- _INSTRUCTIONS TO FOLLOW_
A complete and exact copy of the data below is required.

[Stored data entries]
● ● ●

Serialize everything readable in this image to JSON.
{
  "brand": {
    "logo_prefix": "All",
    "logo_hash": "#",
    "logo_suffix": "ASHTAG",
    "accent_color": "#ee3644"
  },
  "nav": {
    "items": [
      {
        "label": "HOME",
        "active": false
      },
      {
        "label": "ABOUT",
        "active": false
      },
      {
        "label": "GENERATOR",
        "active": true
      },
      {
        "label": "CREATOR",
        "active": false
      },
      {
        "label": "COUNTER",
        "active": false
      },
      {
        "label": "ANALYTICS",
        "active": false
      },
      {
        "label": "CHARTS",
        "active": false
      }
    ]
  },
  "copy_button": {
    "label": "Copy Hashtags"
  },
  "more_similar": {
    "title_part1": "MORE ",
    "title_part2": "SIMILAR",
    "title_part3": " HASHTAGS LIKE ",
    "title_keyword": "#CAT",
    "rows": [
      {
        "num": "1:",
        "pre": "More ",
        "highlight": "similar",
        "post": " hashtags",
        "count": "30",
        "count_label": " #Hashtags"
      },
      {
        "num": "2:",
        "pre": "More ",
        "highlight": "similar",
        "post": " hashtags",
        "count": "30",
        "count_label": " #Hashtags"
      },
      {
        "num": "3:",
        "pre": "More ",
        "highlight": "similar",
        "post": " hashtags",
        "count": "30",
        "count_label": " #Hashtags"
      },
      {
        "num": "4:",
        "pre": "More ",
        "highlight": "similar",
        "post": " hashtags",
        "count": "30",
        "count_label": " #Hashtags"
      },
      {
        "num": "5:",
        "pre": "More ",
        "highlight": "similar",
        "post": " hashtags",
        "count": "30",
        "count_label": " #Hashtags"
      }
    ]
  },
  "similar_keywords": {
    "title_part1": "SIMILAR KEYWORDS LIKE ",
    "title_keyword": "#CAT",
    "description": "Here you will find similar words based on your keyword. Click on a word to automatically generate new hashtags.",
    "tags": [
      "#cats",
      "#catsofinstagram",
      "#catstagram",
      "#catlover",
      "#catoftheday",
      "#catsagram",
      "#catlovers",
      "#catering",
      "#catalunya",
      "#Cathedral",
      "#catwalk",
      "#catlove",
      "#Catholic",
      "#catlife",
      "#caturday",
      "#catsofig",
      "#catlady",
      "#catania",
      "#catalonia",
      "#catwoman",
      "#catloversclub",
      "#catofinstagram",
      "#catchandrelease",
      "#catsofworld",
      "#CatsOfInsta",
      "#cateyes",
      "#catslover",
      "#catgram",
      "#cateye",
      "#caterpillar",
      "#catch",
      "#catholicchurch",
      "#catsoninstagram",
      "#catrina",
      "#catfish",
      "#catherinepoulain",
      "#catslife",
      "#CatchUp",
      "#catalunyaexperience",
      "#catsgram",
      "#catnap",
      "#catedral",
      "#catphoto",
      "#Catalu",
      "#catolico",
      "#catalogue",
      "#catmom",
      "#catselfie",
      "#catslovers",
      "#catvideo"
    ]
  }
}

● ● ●

- _RESPONSE TO THE TASK_
Serialize everything readable in this image to JSON.
{
  "brand": {
    "logo_prefix": "All",
    "logo_hash": "#",
    "logo_suffix": "ASHTAG",
    "accent_color": "#ee3644"
  },
  "nav": {
    "items": [
      {
        "label": "HOME",
        "active": false
      },
      {
        "label": "ABOUT",
        "active": false
      },
      {
        "label": "GENERATOR",
        "active": true
      },
      {
        "label": "CREATOR",
        "active": false
      },
      {
        "label": "COUNTER",
        "active": false
      },
      {
        "label": "ANALYTICS",
        "active": false
      },
      {
        "label": "CHARTS",
        "active": false
      }
    ]
  },
  "copy_button": {
    "label": "Copy Hashtags"
  },
  "more_similar": {
    "title_part1": "MORE ",
    "title_part2": "SIMILAR",
    "title_part3": " HASHTAGS LIKE ",
    "title_keyword": "#CAT",
    "rows": [
      {
        "num": "1:",
        "pre": "More ",
        "highlight": "similar",
        "post": " hashtags",
        "count": "30",
        "count_label": " #Hashtags"
      },
      {
        "num": "2:",
        "pre": "More ",
        "highlight": "similar",
        "post": " hashtags",
        "count": "30",
        "count_label": " #Hashtags"
      },
      {
        "num": "3:",
        "pre": "More ",
        "highlight": "similar",
        "post": " hashtags",
        "count": "30",
        "count_label": " #Hashtags"
      },
      {
        "num": "4:",
        "pre": "More ",
        "highlight": "similar",
        "post": " hashtags",
        "count": "30",
        "count_label": " #Hashtags"
      },
      {
        "num": "5:",
        "pre": "More ",
        "highlight": "similar",
        "post": " hashtags",
        "count": "30",
        "count_label": " #Hashtags"
      }
    ]
  },
  "similar_keywords": {
    "title_part1": "SIMILAR KEYWORDS LIKE ",
    "title_keyword": "#CAT",
    "description": "Here you will find similar words based on your keyword. Click on a word to automatically generate new hashtags.",
    "tags": [
      "#cats",
      "#catsofinstagram",
      "#catstagram",
      "#catlover",
      "#catoftheday",
      "#catsagram",
      "#catlovers",
      "#catering",
      "#catalunya",
      "#Cathedral",
      "#catwalk",
      "#catlove",
      "#Catholic",
      "#catlife",
      "#caturday",
      "#catsofig",
      "#catlady",
      "#catania",
      "#catalonia",
      "#catwoman",
      "#catloversclub",
      "#catofinstagram",
      "#catchandrelease",
      "#catsofworld",
      "#CatsOfInsta",
      "#cateyes",
      "#catslover",
      "#catgram",
      "#cateye",
      "#caterpillar",
      "#catch",
      "#catholicchurch",
      "#catsoninstagram",
      "#catrina",
      "#catfish",
      "#catherinepoulain",
      "#catslife",
      "#CatchUp",
      "#catalunyaexperience",
      "#catsgram",
      "#catnap",
      "#catedral",
      "#catphoto",
      "#Catalu",
      "#catolico",
      "#catalogue",
      "#catmom",
      "#catselfie",
      "#catslovers",
      "#catvideo"
    ]
  }
}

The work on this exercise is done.